This part of the behavior chain is highly dependent of your reward history and what you have shaped - on purpose or through repetitive reinforcement. All dogs will have an "Alert" behavior if you let them, and if you have trialed or done blind searches, you have created a space for them to start to learn to communicate to you that they have found source. What does this look like?
Trained Final Response - A separate behavior with clear criteria that must be performed at source in order to earn the reinforcement. This type of response is trained separately from the search and requires a lot of proofing to create a behavior that is fluent and clearly understood. Most sport dogs DO NOT need an alert like this, but they can be fun to train! Examples of this are: Sit, Down, Stare, Nose Freeze, etc.
Reinforced Final Response - A behavior that has been reinforced through consistent rewarding (thanks Julie for this term! Love it! Check out her blog on this topic). This is what most dogs develop as their final communication at source, especially if you use a marker system. Often you see look backs, pawing, nose freeze, etc.
No Consistent Response - I include this category because you might feel that your dog doesn't fit into the above 2 options. There are many different reasons why this might be, but I find that most result from the handler wanting "MORE" and instead of shaping and reinforcing behavior, they pause and see if their dog will offer something visual they can see. The dog is not getting rewarded, so they either give more (usually more destructive type behaviors) or they give up and walk away.

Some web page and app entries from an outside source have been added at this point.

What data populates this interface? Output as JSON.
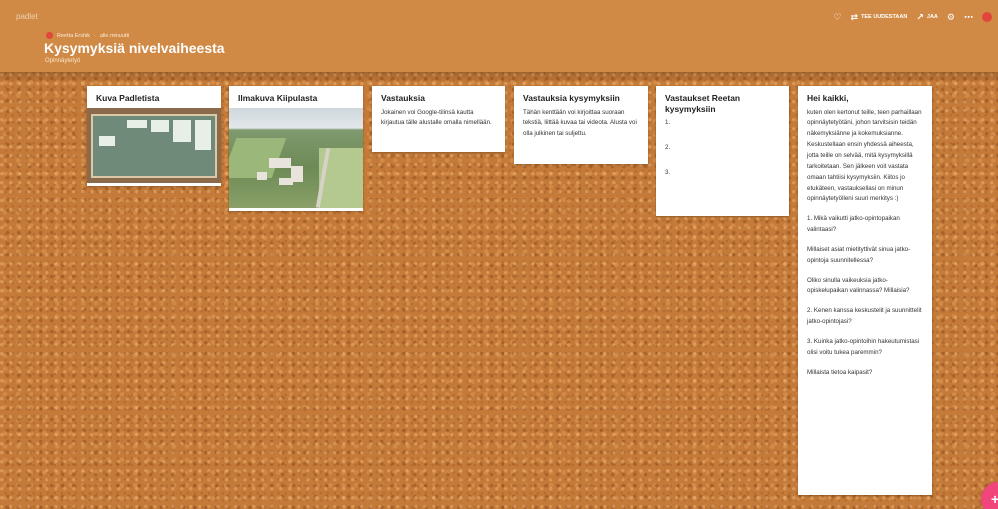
{
  "header": {
    "brand": "padlet",
    "author": "Reetta Ershik",
    "time": "alle minuutti",
    "title": "Kysymyksiä nivelvaiheesta",
    "subtitle": "Opinnäytetyö",
    "toolbar": {
      "remake_label": "TEE UUDESTAAN",
      "share_label": "JAA"
    }
  },
  "cards": [
    {
      "title": "Kuva Padletista"
    },
    {
      "title": "Ilmakuva Kiipulasta"
    },
    {
      "title": "Vastauksia",
      "body": "Jokainen voi Google-tilinsä kautta kirjautua tälle alustalle omalla nimellään."
    },
    {
      "title": "Vastauksia kysymyksiin",
      "body": "Tähän kenttään voi kirjoittaa suoraan tekstiä, liittää kuvaa tai videota. Alusta voi olla julkinen tai suljettu."
    },
    {
      "title": "Vastaukset Reetan kysymyksiin",
      "items": [
        "1.",
        "2.",
        "3."
      ]
    },
    {
      "title": "Hei kaikki,",
      "paragraphs": [
        "kuten olen kertonut teille, teen parhaillaan opinnäytetyötäni, johon tarvitsisin teidän näkemyksiänne ja kokemuksianne. Keskustellaan ensin yhdessä aiheesta, jotta teille on selvää, mitä kysymyksillä tarkoitetaan. Sen jälkeen voit vastata omaan tahtiisi kysymyksiin. Kiitos jo etukäteen, vastauksellasi on minun opinnäytetyölleni suuri merkitys :)",
        "1. Mikä vaikutti jatko-opintopaikan valintaasi?",
        "Millaiset asiat mietityttivät sinua jatko-opintoja suunnitellessa?",
        "Oliko sinulla vaikeuksia jatko-opiskelupaikan valinnassa? Millaisia?",
        "2. Kenen kanssa keskustelit ja suunnittelit jatko-opintojasi?",
        "3. Kuinka jatko-opintoihin hakeutumistasi olisi voitu tukea paremmin?",
        "Millaista tietoa kaipasit?"
      ]
    }
  ],
  "fab": {
    "label": "+"
  },
  "colors": {
    "header": "#d08a45",
    "board": "#c47a38",
    "accent_red": "#e2453a",
    "fab": "#f0467b"
  },
  "icons": [
    "heart-icon",
    "remake-icon",
    "share-icon",
    "gear-icon",
    "more-icon"
  ]
}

They might have an expectation of being fed (they pop off of odor and come to you or forming a "look back" behavior). I see this because the dog finds hide and the handler is slower to reward (in the mark or move in to present reward at source) and they look back to the handler to see where their cookie is. Issues that can arise from this are Fringing (alerting further and further away from the source) or a decrease in clarity of HOW to earn the cookie.
They might have an intense obsession of odor (which can include mouthing the hide, pushing the hide with their nose, pawing at the hide). This often happens with more independent dogs that either has an intense need to retrieve the hide (retrieving dogs, service dogs) or that have been asked for "more" from their handlers.

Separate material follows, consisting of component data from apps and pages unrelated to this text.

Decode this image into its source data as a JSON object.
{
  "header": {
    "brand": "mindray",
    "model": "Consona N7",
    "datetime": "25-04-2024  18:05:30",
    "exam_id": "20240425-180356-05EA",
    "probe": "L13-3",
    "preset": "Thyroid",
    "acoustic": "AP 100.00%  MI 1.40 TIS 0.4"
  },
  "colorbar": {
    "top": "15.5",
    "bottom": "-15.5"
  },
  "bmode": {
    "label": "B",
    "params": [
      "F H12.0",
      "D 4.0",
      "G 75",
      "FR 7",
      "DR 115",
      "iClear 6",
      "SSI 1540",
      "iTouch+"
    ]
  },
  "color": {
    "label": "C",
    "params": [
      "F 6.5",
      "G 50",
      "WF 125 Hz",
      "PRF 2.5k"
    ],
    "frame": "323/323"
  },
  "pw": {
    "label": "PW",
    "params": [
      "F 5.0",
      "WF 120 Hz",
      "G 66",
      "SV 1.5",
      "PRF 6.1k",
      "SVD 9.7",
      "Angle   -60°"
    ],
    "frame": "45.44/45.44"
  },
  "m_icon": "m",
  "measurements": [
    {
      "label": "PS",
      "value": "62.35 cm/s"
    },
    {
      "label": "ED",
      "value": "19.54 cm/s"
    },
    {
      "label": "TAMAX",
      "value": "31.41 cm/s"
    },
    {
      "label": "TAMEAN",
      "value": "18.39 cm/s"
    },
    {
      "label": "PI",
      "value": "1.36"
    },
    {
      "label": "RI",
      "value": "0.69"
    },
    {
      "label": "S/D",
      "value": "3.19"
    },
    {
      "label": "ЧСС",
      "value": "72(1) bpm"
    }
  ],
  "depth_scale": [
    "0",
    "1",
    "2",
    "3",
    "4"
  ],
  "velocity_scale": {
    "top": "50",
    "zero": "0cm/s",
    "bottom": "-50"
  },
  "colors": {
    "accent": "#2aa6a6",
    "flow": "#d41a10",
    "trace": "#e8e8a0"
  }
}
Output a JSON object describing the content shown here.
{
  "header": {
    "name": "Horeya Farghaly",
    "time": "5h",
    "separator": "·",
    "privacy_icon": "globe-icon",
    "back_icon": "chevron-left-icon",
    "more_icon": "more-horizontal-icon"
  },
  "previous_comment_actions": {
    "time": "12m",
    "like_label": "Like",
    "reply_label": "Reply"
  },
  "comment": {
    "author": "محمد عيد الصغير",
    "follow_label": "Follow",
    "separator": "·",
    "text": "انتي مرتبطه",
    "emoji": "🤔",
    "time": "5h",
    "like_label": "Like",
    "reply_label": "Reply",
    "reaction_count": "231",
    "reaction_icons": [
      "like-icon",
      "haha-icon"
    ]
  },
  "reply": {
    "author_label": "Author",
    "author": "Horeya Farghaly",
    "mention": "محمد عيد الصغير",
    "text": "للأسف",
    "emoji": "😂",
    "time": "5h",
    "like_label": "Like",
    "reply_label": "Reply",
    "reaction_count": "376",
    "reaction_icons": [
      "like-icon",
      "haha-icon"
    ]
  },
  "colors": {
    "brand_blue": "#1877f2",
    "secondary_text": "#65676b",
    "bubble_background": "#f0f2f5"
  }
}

When the handler always marks or moves in quickly to reward, the dog clearly gets reinforced at source - Great!
BUT your dog never gets to learn how to communicate to you about the source. Always early means you are rewarding the first 2 steps - "PUSH" or "Decision", but stopping before they learn the last step, something that can be important for trialing.
Creating a dog that is clear about their ability to earn the reinforcement, motivated to continue working until they locate the source (or as close as they can), and happy to do this job requires finding a balance in rewarding the above 3 elements. If you focus on ONLY rewarding one of these things, your dog will struggle.

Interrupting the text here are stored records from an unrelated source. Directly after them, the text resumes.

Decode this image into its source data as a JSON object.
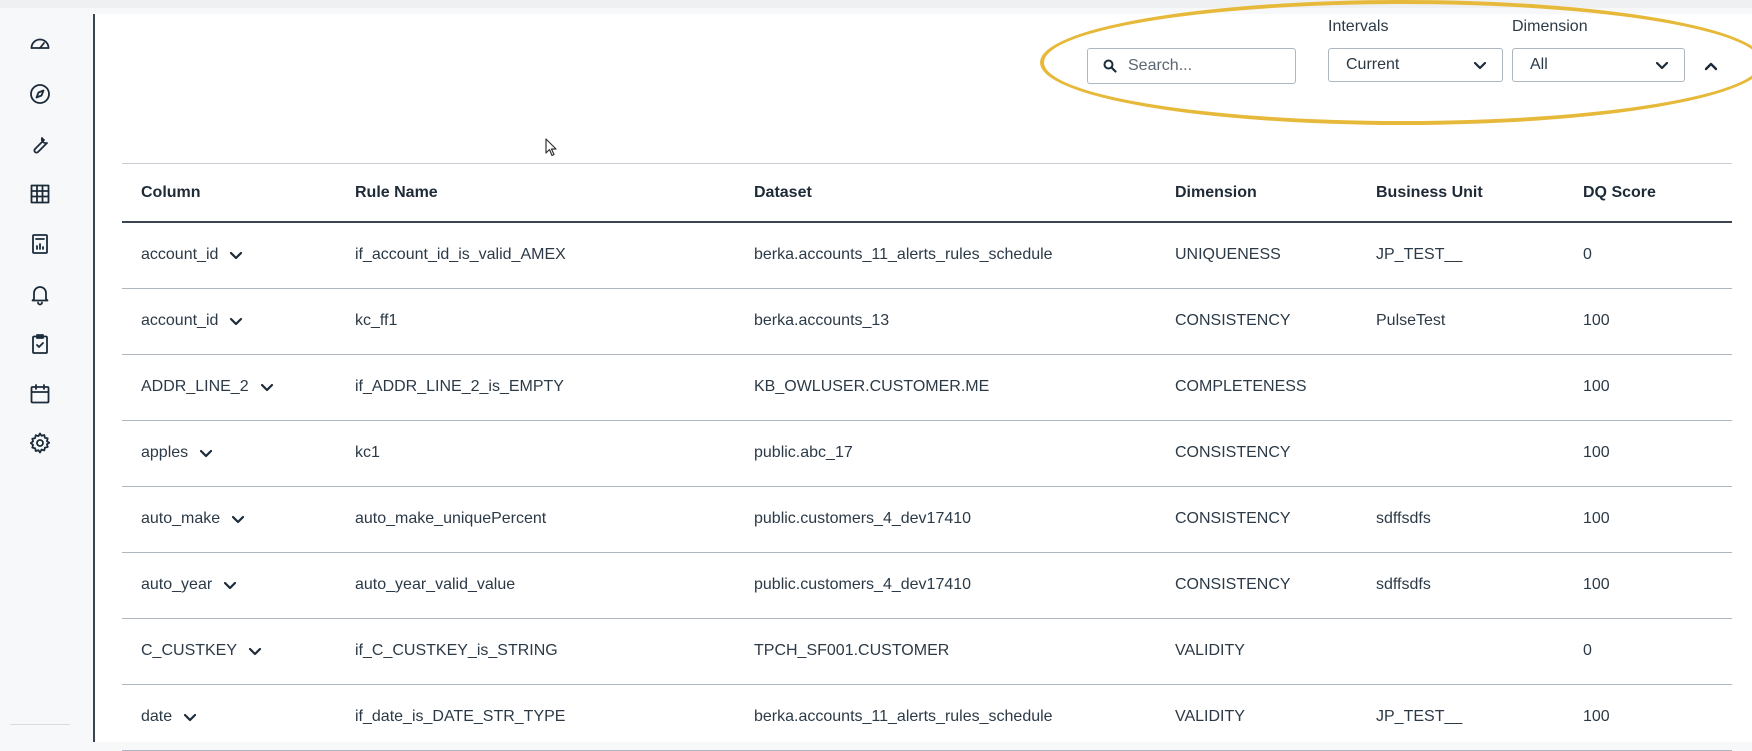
{
  "sidebar": {
    "items": [
      {
        "icon": "dashboard-gauge-icon"
      },
      {
        "icon": "compass-icon"
      },
      {
        "icon": "wrench-icon"
      },
      {
        "icon": "table-grid-icon"
      },
      {
        "icon": "report-document-icon"
      },
      {
        "icon": "bell-icon"
      },
      {
        "icon": "clipboard-check-icon"
      },
      {
        "icon": "calendar-icon"
      },
      {
        "icon": "gear-icon"
      }
    ]
  },
  "toolbar": {
    "search_placeholder": "Search...",
    "intervals_label": "Intervals",
    "intervals_value": "Current",
    "dimension_label": "Dimension",
    "dimension_value": "All"
  },
  "table": {
    "headers": {
      "column": "Column",
      "rule_name": "Rule Name",
      "dataset": "Dataset",
      "dimension": "Dimension",
      "business_unit": "Business Unit",
      "dq_score": "DQ Score"
    },
    "rows": [
      {
        "column": "account_id",
        "rule_name": "if_account_id_is_valid_AMEX",
        "dataset": "berka.accounts_11_alerts_rules_schedule",
        "dimension": "UNIQUENESS",
        "business_unit": "JP_TEST__",
        "dq_score": "0"
      },
      {
        "column": "account_id",
        "rule_name": "kc_ff1",
        "dataset": "berka.accounts_13",
        "dimension": "CONSISTENCY",
        "business_unit": "PulseTest",
        "dq_score": "100"
      },
      {
        "column": "ADDR_LINE_2",
        "rule_name": "if_ADDR_LINE_2_is_EMPTY",
        "dataset": "KB_OWLUSER.CUSTOMER.ME",
        "dimension": "COMPLETENESS",
        "business_unit": "",
        "dq_score": "100"
      },
      {
        "column": "apples",
        "rule_name": "kc1",
        "dataset": "public.abc_17",
        "dimension": "CONSISTENCY",
        "business_unit": "",
        "dq_score": "100"
      },
      {
        "column": "auto_make",
        "rule_name": "auto_make_uniquePercent",
        "dataset": "public.customers_4_dev17410",
        "dimension": "CONSISTENCY",
        "business_unit": "sdffsdfs",
        "dq_score": "100"
      },
      {
        "column": "auto_year",
        "rule_name": "auto_year_valid_value",
        "dataset": "public.customers_4_dev17410",
        "dimension": "CONSISTENCY",
        "business_unit": "sdffsdfs",
        "dq_score": "100"
      },
      {
        "column": "C_CUSTKEY",
        "rule_name": "if_C_CUSTKEY_is_STRING",
        "dataset": "TPCH_SF001.CUSTOMER",
        "dimension": "VALIDITY",
        "business_unit": "",
        "dq_score": "0"
      },
      {
        "column": "date",
        "rule_name": "if_date_is_DATE_STR_TYPE",
        "dataset": "berka.accounts_11_alerts_rules_schedule",
        "dimension": "VALIDITY",
        "business_unit": "JP_TEST__",
        "dq_score": "100"
      }
    ]
  },
  "colors": {
    "highlight": "#e7b93a",
    "divider": "#3a4550"
  }
}
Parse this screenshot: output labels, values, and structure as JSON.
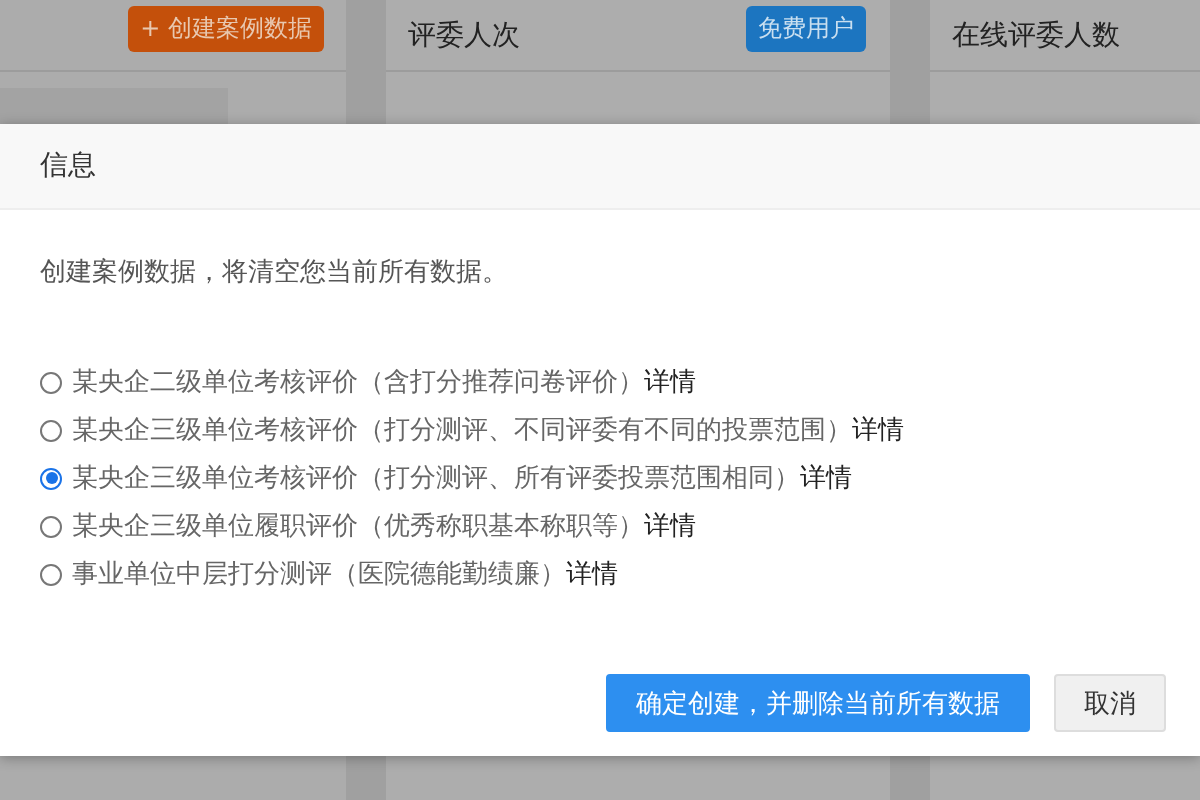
{
  "background": {
    "create_case_button": "+ 创建案例数据",
    "cards": [
      {
        "title": "评委人次",
        "badge": "免费用户"
      },
      {
        "title": "在线评委人数"
      }
    ]
  },
  "dialog": {
    "title": "信息",
    "message": "创建案例数据，将清空您当前所有数据。",
    "options": [
      {
        "label": "某央企二级单位考核评价（含打分推荐问卷评价）",
        "link": "详情",
        "selected": false
      },
      {
        "label": "某央企三级单位考核评价（打分测评、不同评委有不同的投票范围）",
        "link": "详情",
        "selected": false
      },
      {
        "label": "某央企三级单位考核评价（打分测评、所有评委投票范围相同）",
        "link": "详情",
        "selected": true
      },
      {
        "label": "某央企三级单位履职评价（优秀称职基本称职等）",
        "link": "详情",
        "selected": false
      },
      {
        "label": "事业单位中层打分测评（医院德能勤绩廉）",
        "link": "详情",
        "selected": false
      }
    ],
    "buttons": [
      {
        "label": "确定创建，并删除当前所有数据",
        "kind": "primary"
      },
      {
        "label": "取消",
        "kind": "secondary"
      }
    ]
  }
}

Failing to reward PUSH results in dogs that might give up if the scent puzzle is hard. The value for the source (AND all the behavior you might expect when they get there), is just not enough to justify the effort they have to expend to find source.
Failing to reward DECISION can result in dogs that throw their final behavior in non-source areas ("False Alerts"), or it can result in dogs that struggle with understanding what point is specifically rewardable (resulting in fringe alerts or frustration that they think they are "close enough").
Failing to reward RESPONSE can result in a dog that falters or drops in confidence when the hide location is unknown to the handler. The handler no longer rewards them when the dog THINKS they should be rewarded and unless this is proofed and worked in a training setting, it can result in a dog that becomes much less confident and can question HOW to earn the reinforcement.
Want to learn more? Want to brush up on your dog's confidence in searching AND communicating to you? Release Canine has online classes starting on Monday, November 9th, 2020! We will be covering this and more!